(Stored items from a collection)
::::

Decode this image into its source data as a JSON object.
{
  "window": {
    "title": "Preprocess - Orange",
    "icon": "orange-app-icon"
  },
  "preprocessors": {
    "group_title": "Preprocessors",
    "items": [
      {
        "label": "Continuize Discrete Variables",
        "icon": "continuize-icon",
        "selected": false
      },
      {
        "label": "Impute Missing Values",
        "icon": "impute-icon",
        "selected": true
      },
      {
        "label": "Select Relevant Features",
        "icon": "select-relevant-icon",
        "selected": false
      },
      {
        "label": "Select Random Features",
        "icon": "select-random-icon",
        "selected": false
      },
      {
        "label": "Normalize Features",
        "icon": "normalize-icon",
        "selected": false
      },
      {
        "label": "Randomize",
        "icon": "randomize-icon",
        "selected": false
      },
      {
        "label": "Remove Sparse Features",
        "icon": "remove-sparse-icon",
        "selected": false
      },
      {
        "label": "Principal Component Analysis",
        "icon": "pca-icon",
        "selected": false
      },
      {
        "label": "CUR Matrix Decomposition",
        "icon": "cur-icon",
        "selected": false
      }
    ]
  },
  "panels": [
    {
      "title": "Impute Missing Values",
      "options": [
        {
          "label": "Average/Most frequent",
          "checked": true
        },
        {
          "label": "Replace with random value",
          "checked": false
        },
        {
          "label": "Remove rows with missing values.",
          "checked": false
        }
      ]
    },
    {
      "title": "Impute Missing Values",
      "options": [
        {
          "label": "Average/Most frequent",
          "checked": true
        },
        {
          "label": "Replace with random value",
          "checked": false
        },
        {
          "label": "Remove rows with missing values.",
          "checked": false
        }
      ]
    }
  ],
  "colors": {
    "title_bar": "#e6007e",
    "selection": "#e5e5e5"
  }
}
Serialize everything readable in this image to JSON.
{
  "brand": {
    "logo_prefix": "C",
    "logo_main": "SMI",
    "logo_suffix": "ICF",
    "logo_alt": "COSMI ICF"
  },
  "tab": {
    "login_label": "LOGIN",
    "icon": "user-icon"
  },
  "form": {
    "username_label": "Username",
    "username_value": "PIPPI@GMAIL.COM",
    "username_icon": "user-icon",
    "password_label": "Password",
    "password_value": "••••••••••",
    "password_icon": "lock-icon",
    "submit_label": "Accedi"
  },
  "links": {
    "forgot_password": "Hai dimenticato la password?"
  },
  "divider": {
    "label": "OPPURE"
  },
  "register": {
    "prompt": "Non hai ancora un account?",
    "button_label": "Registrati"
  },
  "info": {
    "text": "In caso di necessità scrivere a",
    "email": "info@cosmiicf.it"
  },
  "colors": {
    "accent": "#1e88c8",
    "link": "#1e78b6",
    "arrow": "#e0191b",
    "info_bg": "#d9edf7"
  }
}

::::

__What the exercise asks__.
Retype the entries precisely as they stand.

__Output of the exercise__.
Decode this image into its source data as a JSON object.
{
  "window": {
    "title": "Preprocess - Orange",
    "icon": "orange-app-icon"
  },
  "preprocessors": {
    "group_title": "Preprocessors",
    "items": [
      {
        "label": "Continuize Discrete Variables",
        "icon": "continuize-icon",
        "selected": false
      },
      {
        "label": "Impute Missing Values",
        "icon": "impute-icon",
        "selected": true
      },
      {
        "label": "Select Relevant Features",
        "icon": "select-relevant-icon",
        "selected": false
      },
      {
        "label": "Select Random Features",
        "icon": "select-random-icon",
        "selected": false
      },
      {
        "label": "Normalize Features",
        "icon": "normalize-icon",
        "selected": false
      },
      {
        "label": "Randomize",
        "icon": "randomize-icon",
        "selected": false
      },
      {
        "label": "Remove Sparse Features",
        "icon": "remove-sparse-icon",
        "selected": false
      },
      {
        "label": "Principal Component Analysis",
        "icon": "pca-icon",
        "selected": false
      },
      {
        "label": "CUR Matrix Decomposition",
        "icon": "cur-icon",
        "selected": false
      }
    ]
  },
  "panels": [
    {
      "title": "Impute Missing Values",
      "options": [
        {
          "label": "Average/Most frequent",
          "checked": true
        },
        {
          "label": "Replace with random value",
          "checked": false
        },
        {
          "label": "Remove rows with missing values.",
          "checked": false
        }
      ]
    },
    {
      "title": "Impute Missing Values",
      "options": [
        {
          "label": "Average/Most frequent",
          "checked": true
        },
        {
          "label": "Replace with random value",
          "checked": false
        },
        {
          "label": "Remove rows with missing values.",
          "checked": false
        }
      ]
    }
  ],
  "colors": {
    "title_bar": "#e6007e",
    "selection": "#e5e5e5"
  }
}
Serialize everything readable in this image to JSON.
{
  "brand": {
    "logo_prefix": "C",
    "logo_main": "SMI",
    "logo_suffix": "ICF",
    "logo_alt": "COSMI ICF"
  },
  "tab": {
    "login_label": "LOGIN",
    "icon": "user-icon"
  },
  "form": {
    "username_label": "Username",
    "username_value": "PIPPI@GMAIL.COM",
    "username_icon": "user-icon",
    "password_label": "Password",
    "password_value": "••••••••••",
    "password_icon": "lock-icon",
    "submit_label": "Accedi"
  },
  "links": {
    "forgot_password": "Hai dimenticato la password?"
  },
  "divider": {
    "label": "OPPURE"
  },
  "register": {
    "prompt": "Non hai ancora un account?",
    "button_label": "Registrati"
  },
  "info": {
    "text": "In caso di necessità scrivere a",
    "email": "info@cosmiicf.it"
  },
  "colors": {
    "accent": "#1e88c8",
    "link": "#1e78b6",
    "arrow": "#e0191b",
    "info_bg": "#d9edf7"
  }
}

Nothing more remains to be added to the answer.